The languages of the world are always changing. Every day, new words are adapted, either for fun, to shorten longer words, or to create a genuinely-useful word in a language. Well, I’m sure that I am not alone when I state that I have a habit of using some words that are not actually “words” (as in, actually recognized by the dictionary). One particular word, in my case (and the case with several other individuals I personally know), is “contentivity.”
This word is actually really useful. If I wish to express that an individual is content in a short way, I could simply say that “so-and-so professed ‘contentivity.’” The only way to make this statement in a way that makes grammatical sense would be to say: “so-and-so professed an air of content,” which is longer than simply using the word “contentivity.”
In addition, there is no way for an author to express content contrasts between two characters (as in, one feeling content, while the other is not) in a simple manner. For instance, take these examples: “Johnson could not match the content air of Charlie,” or “Charlie had a more profound air of content than Johnson,” or “Charlie’s contentedness outmatched that of Johnson.” Those are some long sentences (albeit grammatically-correct ones). However, would it not be more simple to just say: “Charlie’s ‘contentivity’ outmatched Johnson’s.” I think it would be.
Lastly, there is the fact that, yes, with a few additions to a sentence, this word could easily be replaced by saying something such as “an air of content” (instead of, conversely, “contentivity”). However, just look at the words “fiction” and “fictitious:” they both mean the exact same thing in the modern day, and yet, both words exist. Saying that I am talking about a “fictional” character and a “fictitious” character means the exact same thing, practically. What’s more, these two words are interchangeable in virtually any sentence that uses them. Therefore, surely “contentivity,” which is useful in adapting sentences to a simpler form (when it cannot simply be interchanged with “content”) is only mildly redundant at its worst.
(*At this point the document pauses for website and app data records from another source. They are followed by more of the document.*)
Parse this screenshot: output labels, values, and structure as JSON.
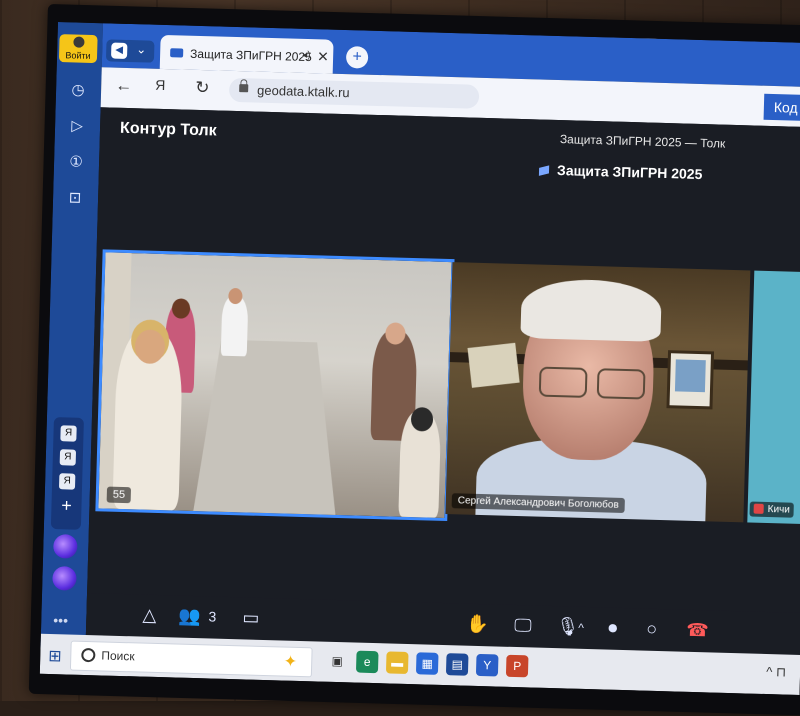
{
  "sidebar": {
    "login_label": "Войти",
    "ya_labels": [
      "Я",
      "Я",
      "Я"
    ],
    "plus_label": "+",
    "more_label": "•••",
    "icons": [
      "clock-icon",
      "play-icon",
      "tab-one-icon",
      "screenshot-icon",
      "plus-icon",
      "alice-icon",
      "alice-icon",
      "more-icon"
    ]
  },
  "browser": {
    "tab_title": "Защита ЗПиГРН 2025",
    "tab_close": "✕",
    "new_tab": "+",
    "url": "geodata.ktalk.ru",
    "right_button": "Код з"
  },
  "app": {
    "brand": "Контур Толк",
    "window_title": "Защита ЗПиГРН 2025 — Толк",
    "meeting_title": "Защита ЗПиГРН 2025"
  },
  "tiles": {
    "room_count": "55",
    "speaker_name": "Сергей Александрович Боголюбов",
    "far_name": "Кичи"
  },
  "controls": {
    "participants_count": "3"
  },
  "taskbar": {
    "search_placeholder": "Поиск"
  },
  "colors": {
    "sidebar": "#1e4a98",
    "tabbar": "#2a5fc7",
    "active_tile_border": "#3d8bff",
    "login_button": "#f5c518"
  }
}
I looked into persuading the various English dictionaries and lexicographers into adding this word, and it has come to my attention that, for a word to be considered for the English dictionary (or any dictionary, for that matter), it must be used by a number of people.
So, I am calling on my fellow authors in an attempt to, if you could be so kind to do so, use this word (“contentivity”) in your writing whenever it is relevant. Also, please feel free to enter into the challenge that this post is posted under and share any words that you wish to be considered for the dictionary, and I will be happy to begin utilizing them. Excuse my contentivity, but the road to the dictionary seems to have begun here.